*** EXTRACTED ENTRIES ***
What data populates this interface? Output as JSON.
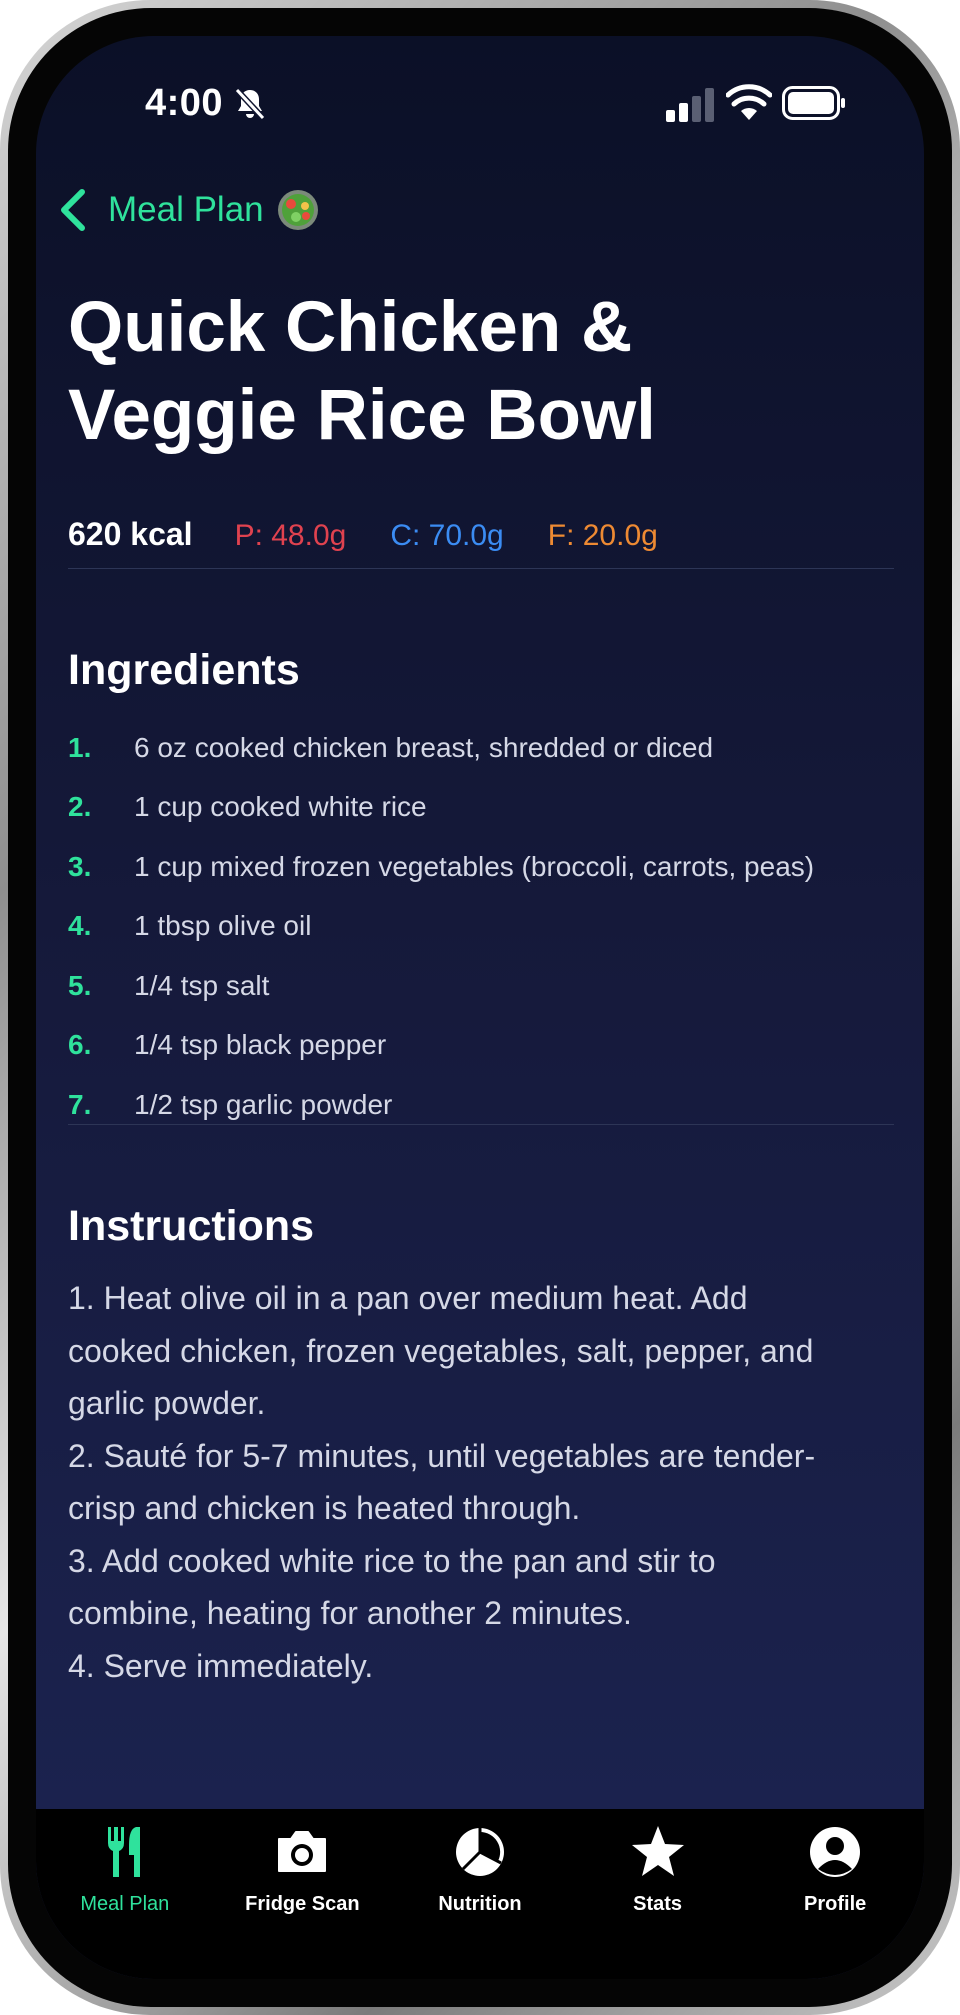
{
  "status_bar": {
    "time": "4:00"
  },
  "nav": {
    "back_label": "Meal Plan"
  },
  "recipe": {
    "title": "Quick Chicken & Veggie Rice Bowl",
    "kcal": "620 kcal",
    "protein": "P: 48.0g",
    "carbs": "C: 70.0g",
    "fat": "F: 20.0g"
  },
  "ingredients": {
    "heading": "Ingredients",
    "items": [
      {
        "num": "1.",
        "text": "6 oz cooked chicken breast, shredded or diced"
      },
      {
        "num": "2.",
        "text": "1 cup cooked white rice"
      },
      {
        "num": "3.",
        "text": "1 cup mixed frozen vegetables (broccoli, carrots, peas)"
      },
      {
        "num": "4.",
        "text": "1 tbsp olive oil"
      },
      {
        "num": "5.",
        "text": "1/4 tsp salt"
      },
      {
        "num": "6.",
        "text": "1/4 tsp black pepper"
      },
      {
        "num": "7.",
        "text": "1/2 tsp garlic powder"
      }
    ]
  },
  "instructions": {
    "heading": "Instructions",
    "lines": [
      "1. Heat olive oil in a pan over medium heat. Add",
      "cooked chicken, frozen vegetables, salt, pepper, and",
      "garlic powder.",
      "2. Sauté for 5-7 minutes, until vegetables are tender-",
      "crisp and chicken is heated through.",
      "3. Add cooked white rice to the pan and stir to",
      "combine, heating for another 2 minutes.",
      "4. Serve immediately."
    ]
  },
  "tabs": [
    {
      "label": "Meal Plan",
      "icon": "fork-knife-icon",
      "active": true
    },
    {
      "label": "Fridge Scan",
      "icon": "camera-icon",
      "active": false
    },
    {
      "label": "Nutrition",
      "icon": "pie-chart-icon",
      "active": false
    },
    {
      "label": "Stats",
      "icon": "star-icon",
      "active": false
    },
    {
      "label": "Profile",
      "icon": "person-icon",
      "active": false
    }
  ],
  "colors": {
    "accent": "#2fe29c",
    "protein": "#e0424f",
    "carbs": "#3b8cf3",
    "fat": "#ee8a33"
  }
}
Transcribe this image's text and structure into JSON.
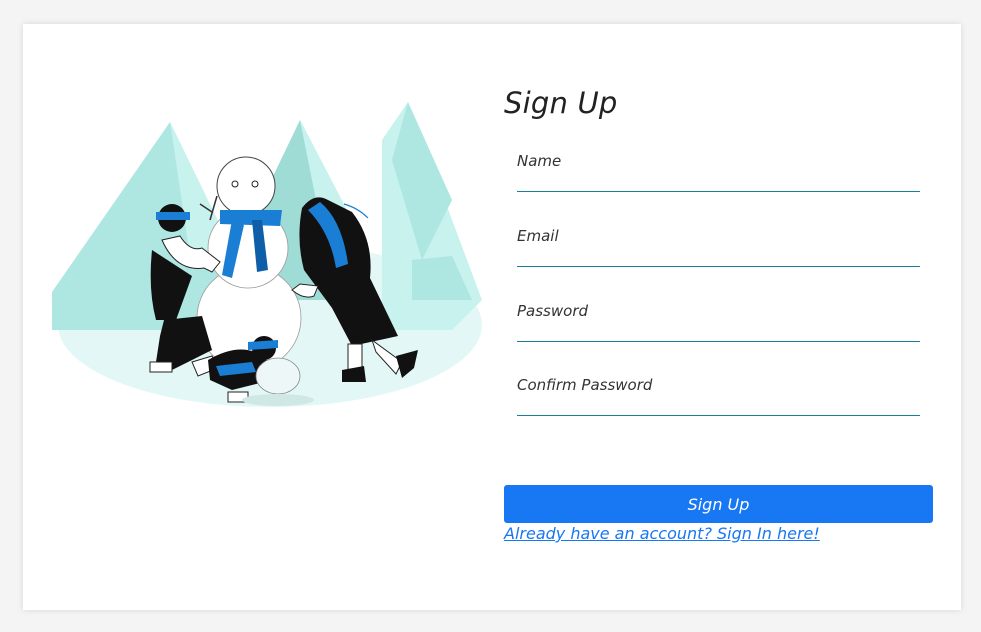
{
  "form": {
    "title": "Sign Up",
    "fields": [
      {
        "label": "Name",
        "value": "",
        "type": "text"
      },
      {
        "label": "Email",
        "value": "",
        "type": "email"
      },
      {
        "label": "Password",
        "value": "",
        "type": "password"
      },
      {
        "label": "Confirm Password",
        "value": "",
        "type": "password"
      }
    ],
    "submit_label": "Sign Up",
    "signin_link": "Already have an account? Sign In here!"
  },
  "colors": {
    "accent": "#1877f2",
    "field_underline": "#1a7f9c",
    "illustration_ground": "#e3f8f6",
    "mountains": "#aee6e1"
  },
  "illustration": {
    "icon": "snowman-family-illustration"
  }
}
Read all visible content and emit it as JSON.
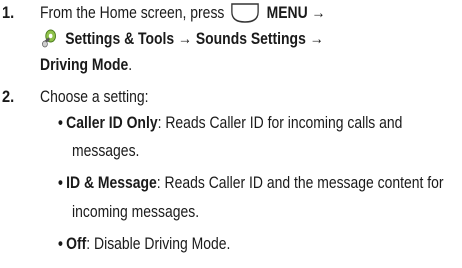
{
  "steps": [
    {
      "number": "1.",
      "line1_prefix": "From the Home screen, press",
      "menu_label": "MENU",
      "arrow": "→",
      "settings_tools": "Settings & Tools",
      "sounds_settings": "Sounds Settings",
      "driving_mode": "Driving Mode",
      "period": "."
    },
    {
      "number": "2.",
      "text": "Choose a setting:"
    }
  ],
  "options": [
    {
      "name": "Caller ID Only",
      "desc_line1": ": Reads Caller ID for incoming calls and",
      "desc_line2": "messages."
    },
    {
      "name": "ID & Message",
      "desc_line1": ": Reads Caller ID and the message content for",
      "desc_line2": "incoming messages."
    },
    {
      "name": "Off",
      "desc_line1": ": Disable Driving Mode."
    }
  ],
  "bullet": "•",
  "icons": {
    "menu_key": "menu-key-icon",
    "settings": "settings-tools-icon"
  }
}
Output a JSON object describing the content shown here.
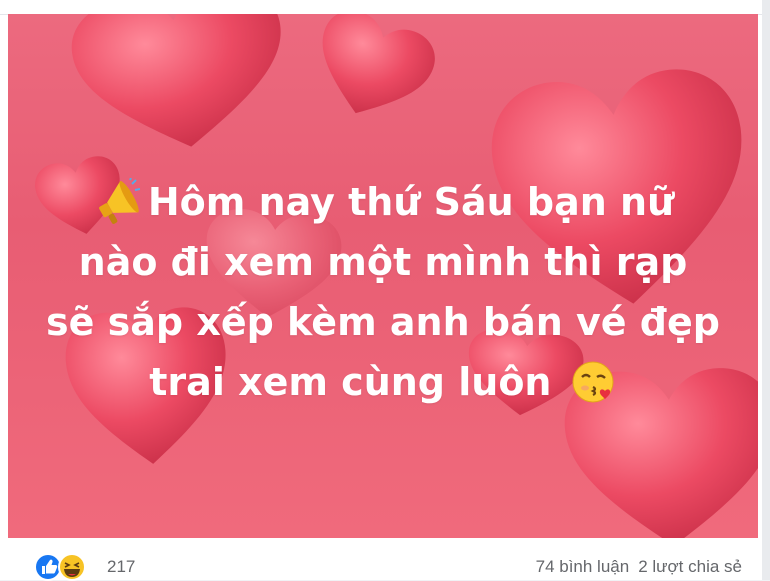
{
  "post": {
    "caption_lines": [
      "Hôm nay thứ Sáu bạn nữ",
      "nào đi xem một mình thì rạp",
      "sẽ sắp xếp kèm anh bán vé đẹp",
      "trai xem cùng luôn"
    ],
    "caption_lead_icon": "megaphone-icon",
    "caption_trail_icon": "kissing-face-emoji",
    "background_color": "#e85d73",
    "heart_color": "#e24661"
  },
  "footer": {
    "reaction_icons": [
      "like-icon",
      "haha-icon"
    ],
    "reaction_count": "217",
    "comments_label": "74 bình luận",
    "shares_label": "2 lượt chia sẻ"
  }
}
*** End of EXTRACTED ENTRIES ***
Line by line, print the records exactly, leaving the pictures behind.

### REPLY
What data populates this interface? Output as JSON.
{
  "status_bar": {
    "time": "4:00"
  },
  "nav": {
    "back_label": "Meal Plan"
  },
  "recipe": {
    "title": "Quick Chicken & Veggie Rice Bowl",
    "kcal": "620 kcal",
    "protein": "P: 48.0g",
    "carbs": "C: 70.0g",
    "fat": "F: 20.0g"
  },
  "ingredients": {
    "heading": "Ingredients",
    "items": [
      {
        "num": "1.",
        "text": "6 oz cooked chicken breast, shredded or diced"
      },
      {
        "num": "2.",
        "text": "1 cup cooked white rice"
      },
      {
        "num": "3.",
        "text": "1 cup mixed frozen vegetables (broccoli, carrots, peas)"
      },
      {
        "num": "4.",
        "text": "1 tbsp olive oil"
      },
      {
        "num": "5.",
        "text": "1/4 tsp salt"
      },
      {
        "num": "6.",
        "text": "1/4 tsp black pepper"
      },
      {
        "num": "7.",
        "text": "1/2 tsp garlic powder"
      }
    ]
  },
  "instructions": {
    "heading": "Instructions",
    "lines": [
      "1. Heat olive oil in a pan over medium heat. Add",
      "cooked chicken, frozen vegetables, salt, pepper, and",
      "garlic powder.",
      "2. Sauté for 5-7 minutes, until vegetables are tender-",
      "crisp and chicken is heated through.",
      "3. Add cooked white rice to the pan and stir to",
      "combine, heating for another 2 minutes.",
      "4. Serve immediately."
    ]
  },
  "tabs": [
    {
      "label": "Meal Plan",
      "icon": "fork-knife-icon",
      "active": true
    },
    {
      "label": "Fridge Scan",
      "icon": "camera-icon",
      "active": false
    },
    {
      "label": "Nutrition",
      "icon": "pie-chart-icon",
      "active": false
    },
    {
      "label": "Stats",
      "icon": "star-icon",
      "active": false
    },
    {
      "label": "Profile",
      "icon": "person-icon",
      "active": false
    }
  ],
  "colors": {
    "accent": "#2fe29c",
    "protein": "#e0424f",
    "carbs": "#3b8cf3",
    "fat": "#ee8a33"
  }
}
Transcribe this image's text and structure into JSON.
{
  "form": {
    "title": "Sign Up",
    "fields": [
      {
        "label": "Name",
        "value": "",
        "type": "text"
      },
      {
        "label": "Email",
        "value": "",
        "type": "email"
      },
      {
        "label": "Password",
        "value": "",
        "type": "password"
      },
      {
        "label": "Confirm Password",
        "value": "",
        "type": "password"
      }
    ],
    "submit_label": "Sign Up",
    "signin_link": "Already have an account? Sign In here!"
  },
  "colors": {
    "accent": "#1877f2",
    "field_underline": "#1a7f9c",
    "illustration_ground": "#e3f8f6",
    "mountains": "#aee6e1"
  },
  "illustration": {
    "icon": "snowman-family-illustration"
  }
}
Read all visible content and emit it as JSON.
{
  "steps": [
    {
      "number": "1.",
      "line1_prefix": "From the Home screen, press",
      "menu_label": "MENU",
      "arrow": "→",
      "settings_tools": "Settings & Tools",
      "sounds_settings": "Sounds Settings",
      "driving_mode": "Driving Mode",
      "period": "."
    },
    {
      "number": "2.",
      "text": "Choose a setting:"
    }
  ],
  "options": [
    {
      "name": "Caller ID Only",
      "desc_line1": ": Reads Caller ID for incoming calls and",
      "desc_line2": "messages."
    },
    {
      "name": "ID & Message",
      "desc_line1": ": Reads Caller ID and the message content for",
      "desc_line2": "incoming messages."
    },
    {
      "name": "Off",
      "desc_line1": ": Disable Driving Mode."
    }
  ],
  "bullet": "•",
  "icons": {
    "menu_key": "menu-key-icon",
    "settings": "settings-tools-icon"
  }
}
Output a JSON object describing the content shown here.
{
  "post": {
    "caption_lines": [
      "Hôm nay thứ Sáu bạn nữ",
      "nào đi xem một mình thì rạp",
      "sẽ sắp xếp kèm anh bán vé đẹp",
      "trai xem cùng luôn"
    ],
    "caption_lead_icon": "megaphone-icon",
    "caption_trail_icon": "kissing-face-emoji",
    "background_color": "#e85d73",
    "heart_color": "#e24661"
  },
  "footer": {
    "reaction_icons": [
      "like-icon",
      "haha-icon"
    ],
    "reaction_count": "217",
    "comments_label": "74 bình luận",
    "shares_label": "2 lượt chia sẻ"
  }
}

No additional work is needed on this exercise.